Then there's the matter of the suitcases. Okay, I'll grant that not every sightseer takes their luggage with them. It does seem a little odd to have two rolling suitcases along for the ride. However, maybe the guy just got into town and stopped off at the Capitol Building before checking into his hotel. Or maybe he wanted a parting glance at the legendary American icon before flying back to Australia. Who knows? Last time I checked, it was not a crime to be walking around the United States with two small suitcases in tow. If it was, the aforementioned businesswoman in black, traveling to her next out-of-state business meeting could be tackled at any moment and dragged off to the police station for interrogation. This should also be a clear signal for backpackers everywhere. I mean, really -- you could pack a whole lot of explosives into an inner-frame backpack. And god only knows where those people are from.
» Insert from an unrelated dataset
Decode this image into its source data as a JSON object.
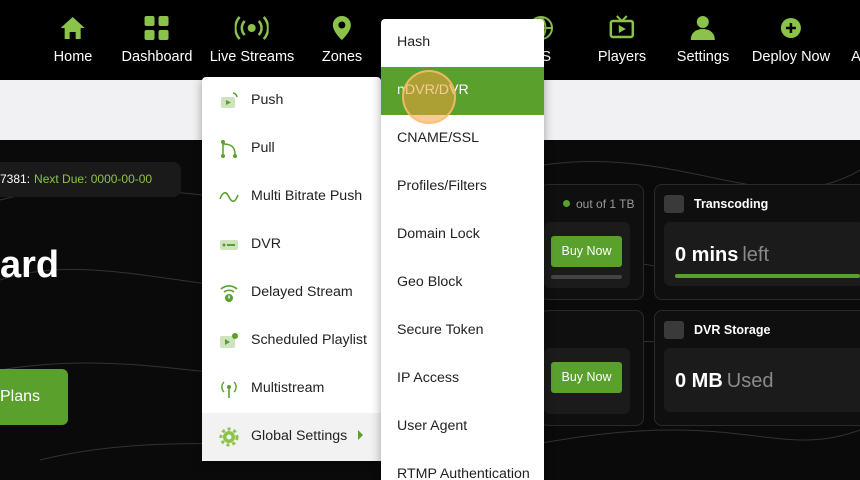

Zhao as a suicide bomber? Please. Any asshole worth a shit knows that suicide bombers get in close to their targets and blow themselves up at the first opportune moment. Mr. Zhao was standing peacefully outside the capitol building for quite a while before the cops made such a grotesque overreaction. He made no aggressive moves or demands. Police are now characterizing his request to speak to the President Bush as a "demand." Really? Isn't it a lot more likely that the guy's broken English misplaced a couple of words, transforming a question about a White House tour into a threat on the president's life?
We're talking about cops here, and cops never fudge the truth to make themselves look like tolerant heroes. No, no-that never happens. The truth is that we will never know what Mr. Zhao really said. At the time the initial officer questioned him there were no television cameras or microphones around. It's all a matter of he-said, he-said, and no one is bothering to ask Mr. Zhao's perspective. In fact, now that it's clear he was not a suicide bomber, the story is being shuffled from view faster than Martha Stewart's prison photos.
Police are also making a big deal about Zhao's refusal to open his bags. Attention, people: this is still America. The last time I looked, the Constitution was still in effect. That Constitution, the very same one we sell to the rest of the world as the paragon of human rights, still has a Fourth Amendment. Part of that amendment is the right against unreasonable search and seizure. It virtually guarantees your right to say "no" to police officers when they demand to search your goods in the absence of a clear crime. The very fact that the police asked for the bags to be opened suggests that they knew Zhao was guilty of nothing more than standing around. So, what was found in the bags after the cops detonated them? Clothes, shoes, a CD player and the remains of a watch. The bags were scanned by the cops beforehand, and this is what they saw. Airline security officers would not have even stopped a bag like this. But when the SWAT tactical team has been summoned, a perimeter set up, and panic established, even the most innocuous articles suddenly take on a whole new threatening life.
Unfortunately for Mr. Zhao, the fact that he did nothing wrong is being rapidly buried under another hero cape by law enforcement spin doctors. He will probably be shipped back to Australia post-haste and the case against him (for the notorious terrorism charge of "disorderly conduct") dismissed. The D.C. police are not going to want this guy's story to get out. He's going to sound like what he was: a slightly confused tourist suddenly treated like Public Enemy Number One by overzealous, egotistical law enforcement agents all too eager to make heroes of themselves in the public eye. Meanwhile, the fearful, pre-programmed public will breathe a collective sigh of relief that the police were there to apprehend this apparently dangerous man. One more day in the land of the "free," where that word is increasingly viewed with four-letter vulgarity.
But don't take my word for it, check it out yourself (before it vanishes for good).